The man grunted a ‘you’re welcome,’ and cut the connection.
Dean had names. It was time to go visit Adair and see if he could scare up something on them. If anyone could find out what the brothers were about, it was Adair.
Adair Weston was one of those rare people who enjoyed what he did. As he’d told Dean when he’d started, “I do this for the high from the chase. There’s no bigger rush than finding a bail jumper and hauling him in. I love the chase, man, and I live for getting up in the morning and finding the bad guy.”
Dean drove over to Adair’s office, and was greeted by the official mascot of the firm, Barbie, Adair’s Malamute. The monstrous shaggy wolf-like dog was a big softie, preferring to chase a toy than a person. That didn’t stop the ninety kilograms of dog being totally intimidating simply due to size.
Barbie gave a happy whuff and promptly tried to pounce Dean, who, after having such things happened before, wisely sat on the battered ivory couch before Barbie could knock him onto it. She spent the next minute sniffing Dean to make sure he was who she thought. Once the greeting was done, she moved to the opposite part of the couch and lay down, covering that half of the couch, with her tail happily thumping the cushion into dust-raising submission.
Dean chuckled and leaned back enjoying the familiar feel of the office where he’d work not that long ago. It seemed like he had time to take one deep breath when Adair came out of his office behind the service desk, and strode rapidly up to Dean. As Dean stood up, He enveloped in a bear hug from the huge man.
“Deano! Man it is good to see you! Carny just left to go home! Man he’s gonna be pissed to miss his best bro!”
Adair Weston put Dean down and turned right around. Striding behind the service desk, he bent over and pulled open a low drawer, then straightened with a bottle of Yukon Jack in hand. Dean grimaced.
“You still drink that swill? When are you going to get civilized and get a beer?”

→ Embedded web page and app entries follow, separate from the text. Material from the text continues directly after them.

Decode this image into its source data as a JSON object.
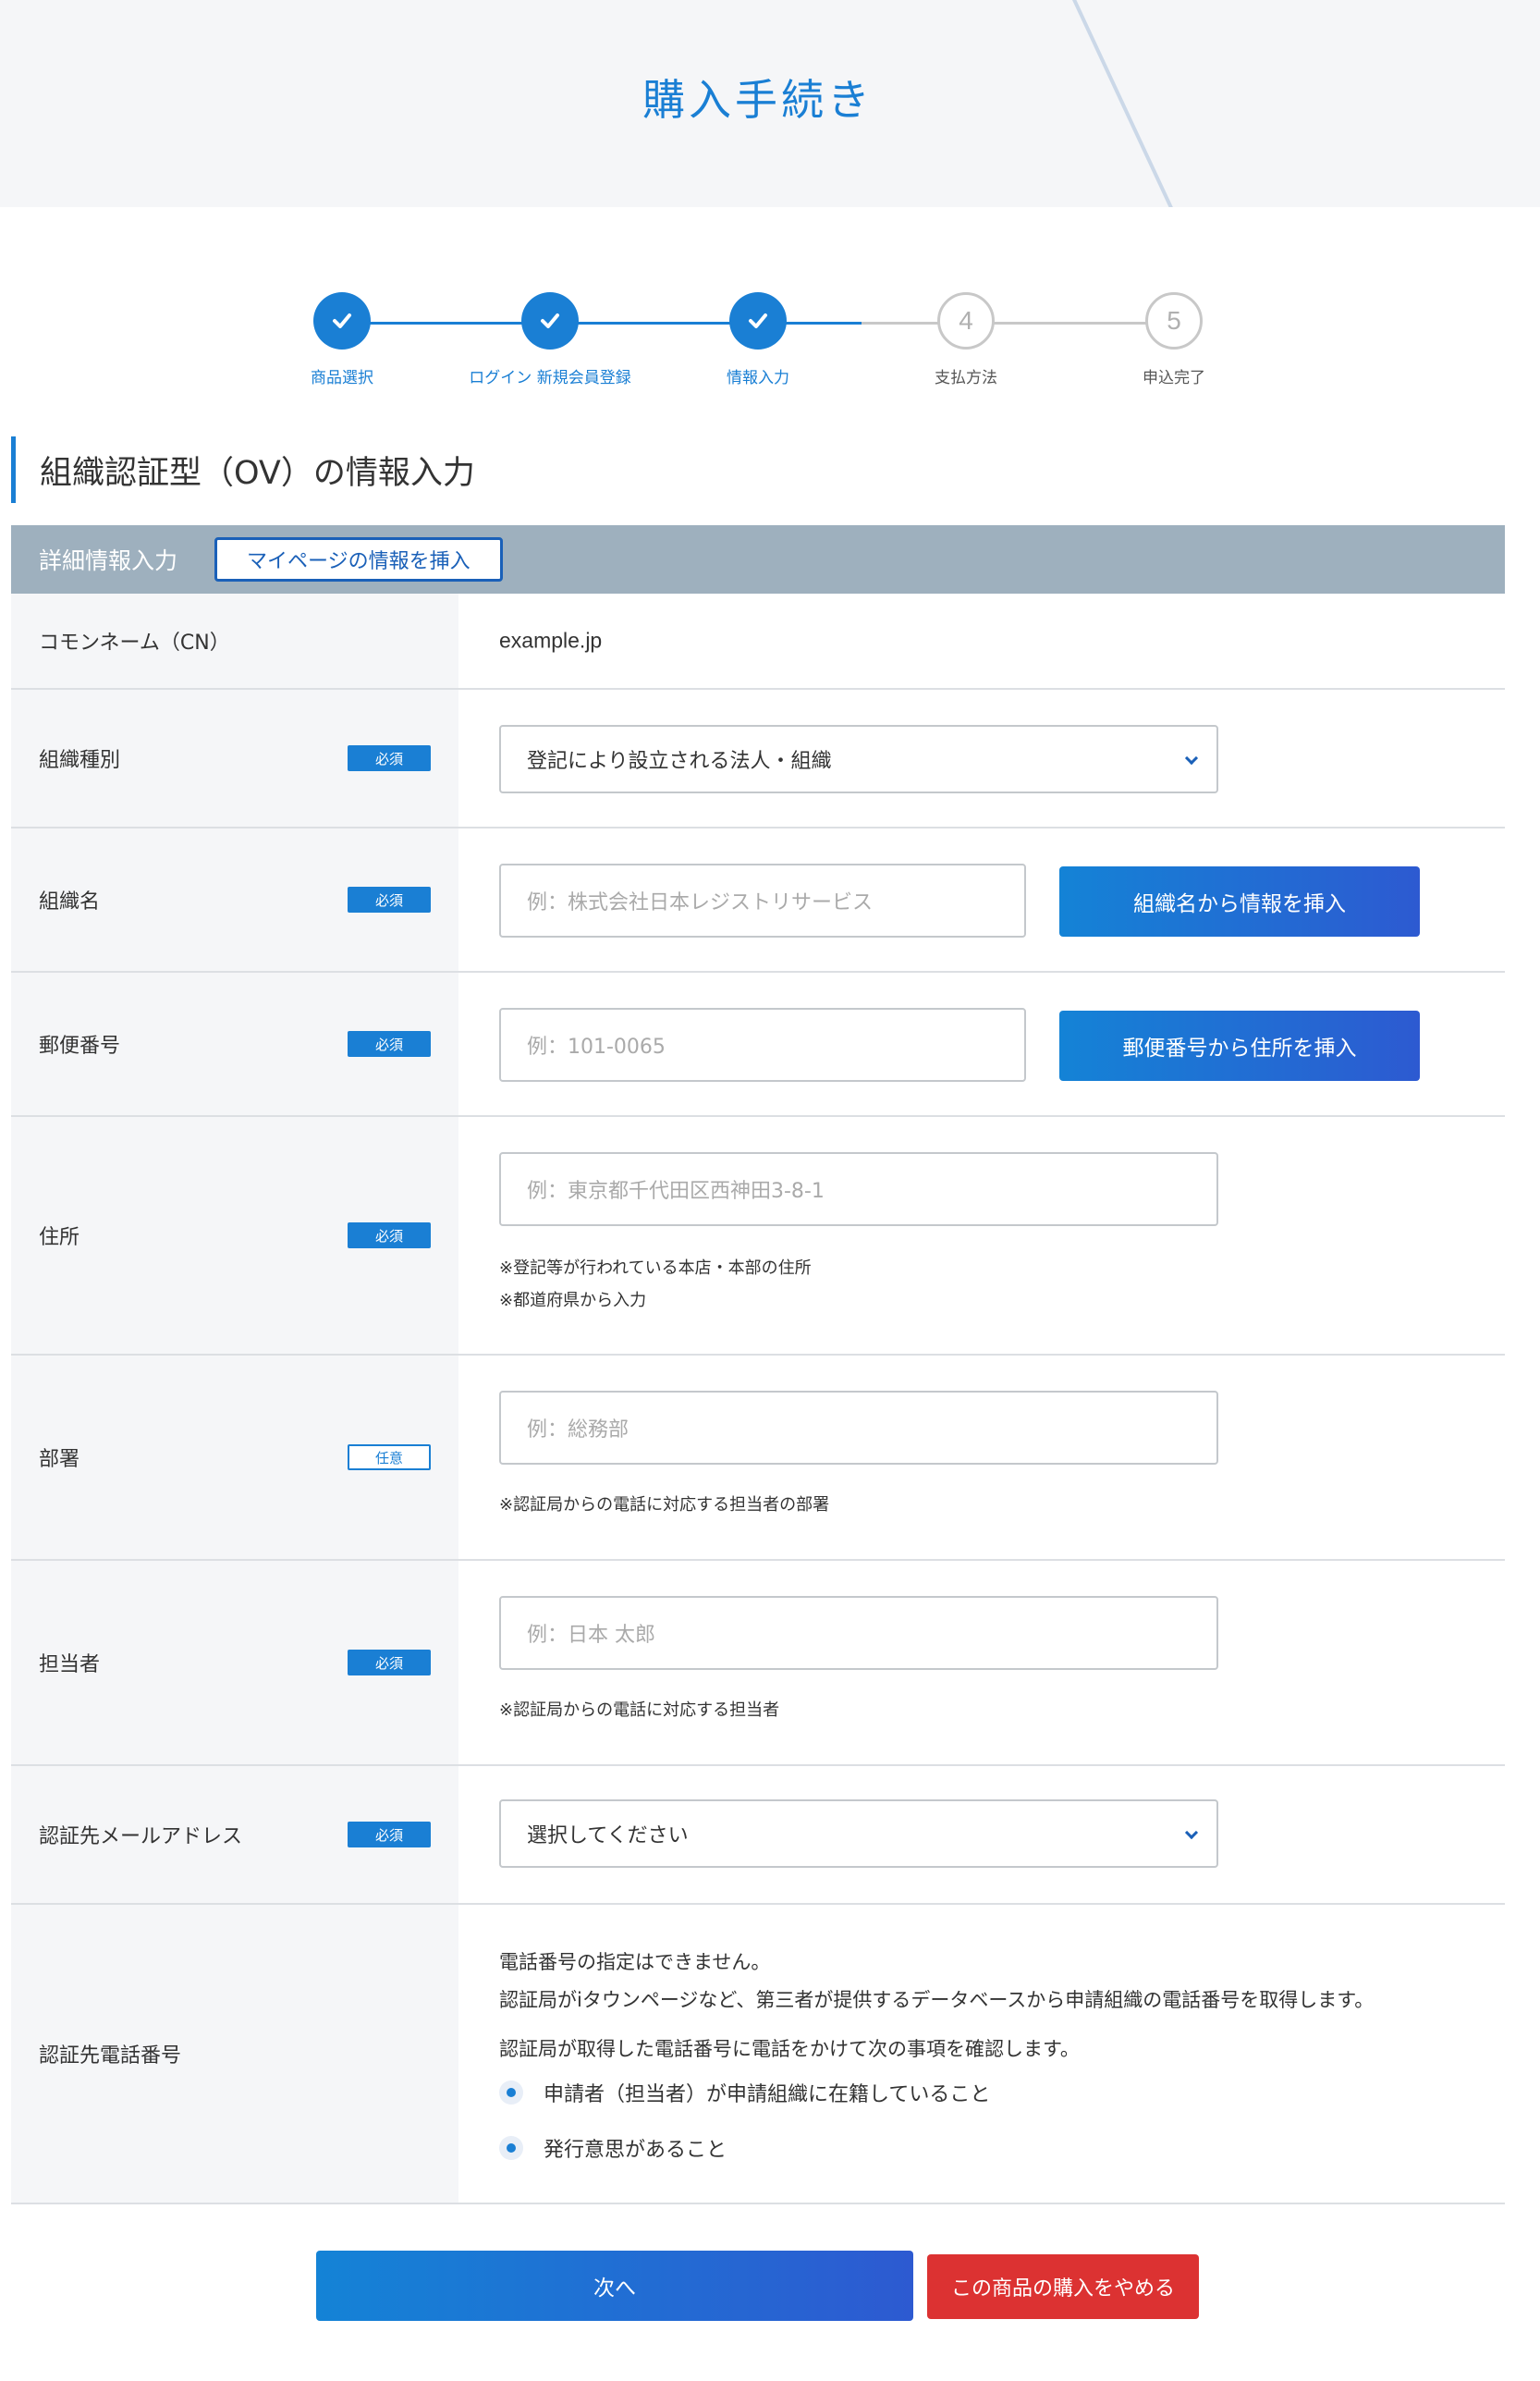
{
  "page": {
    "title": "購入手続き"
  },
  "stepper": {
    "steps": [
      {
        "label": "商品選択",
        "state": "done"
      },
      {
        "label": "ログイン 新規会員登録",
        "state": "done"
      },
      {
        "label": "情報入力",
        "state": "done"
      },
      {
        "label": "支払方法",
        "state": "todo",
        "number": "4"
      },
      {
        "label": "申込完了",
        "state": "todo",
        "number": "5"
      }
    ]
  },
  "section": {
    "heading": "組織認証型（OV）の情報入力"
  },
  "table": {
    "header_title": "詳細情報入力",
    "mypage_button": "マイページの情報を挿入",
    "rows": {
      "cn": {
        "label": "コモンネーム（CN）",
        "value": "example.jp"
      },
      "org_type": {
        "label": "組織種別",
        "badge": "必須",
        "selected": "登記により設立される法人・組織"
      },
      "org_name": {
        "label": "組織名",
        "badge": "必須",
        "placeholder": "例：株式会社日本レジストリサービス",
        "button": "組織名から情報を挿入"
      },
      "postal": {
        "label": "郵便番号",
        "badge": "必須",
        "placeholder": "例：101-0065",
        "button": "郵便番号から住所を挿入"
      },
      "address": {
        "label": "住所",
        "badge": "必須",
        "placeholder": "例：東京都千代田区西神田3-8-1",
        "notes": [
          "※登記等が行われている本店・本部の住所",
          "※都道府県から入力"
        ]
      },
      "department": {
        "label": "部署",
        "badge": "任意",
        "placeholder": "例：総務部",
        "note": "※認証局からの電話に対応する担当者の部署"
      },
      "contact": {
        "label": "担当者",
        "badge": "必須",
        "placeholder": "例：日本 太郎",
        "note": "※認証局からの電話に対応する担当者"
      },
      "email": {
        "label": "認証先メールアドレス",
        "badge": "必須",
        "selected": "選択してください"
      },
      "phone": {
        "label": "認証先電話番号",
        "text_lines": [
          "電話番号の指定はできません。",
          "認証局がiタウンページなど、第三者が提供するデータベースから申請組織の電話番号を取得します。"
        ],
        "confirm_text": "認証局が取得した電話番号に電話をかけて次の事項を確認します。",
        "items": [
          "申請者（担当者）が申請組織に在籍していること",
          "発行意思があること"
        ]
      }
    }
  },
  "footer": {
    "next_button": "次へ",
    "cancel_button": "この商品の購入をやめる"
  },
  "colors": {
    "primary": "#1a7fd4",
    "header_bar": "#9eb0be",
    "danger": "#dc3232"
  }
}
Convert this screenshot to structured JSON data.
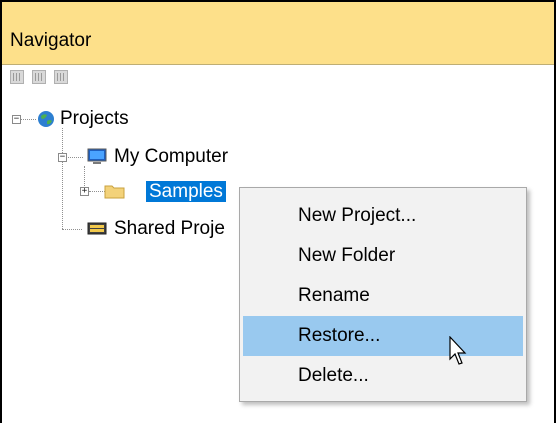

“Beer? BEER!? No just a second, you jump on me for drinking a nice flavorful drink, and you say beer and civilized in the same breath? Give me a fucking break, eh? Beer is for those without refined palates!” The two men were grinning throughout the exchange. To Dean, both Carny and Adair were family. Carny’d pushed Dean to study after they got out of the Air Force, and Adair taught him everything about computers and skip tracing that he’d learned firsthand by doing the business for six years. He didn’t wonder about why they were so generous, he just rolled with it, happy to have such good people around him. Dad was right. You be a decent person, and you attract decent people around you. Your friends are what others judge you by. Dad, I’ve got some good friends.
The two argued for a few minutes more, then Adair made another quick turn and walked back through his office door. “Get in here, this isn’t a social call, even though it is. You got something bugging you about the business.”
Dean walked in after being invited, and took the first guest chair next to the desk. He handed Adair a piece of paper with the names of the brothers, and a flash drive of pictures he’d taken.
“These are the guys I think are behind some kidnapping of the girl I’ve been hired to find. They switched plates on their car with another. I informed the police, but I want to see if there’s more to them.”
Adair nodded his shaggy head. The piercing blue eyes, scar on his lip, and blonde beard gave him the look of a piratical Santa Claus as he gazed at the flash drive for a moment.
“This is going to be pro bono, Adair. The family doesn’t have much, so if they’re dirty, you get to turn it in, and get the reward.”
Adair stopped nodding. His eyes locked on Dean like a pair of glittering crystals. “Fair enough, I’ll be glad to see what these bad boys have on the internet. But we split this like always. You’re my brother’s best friend, Dean. He’d be mighty pissed with me if I didn’t split any reward since you brought it to us.”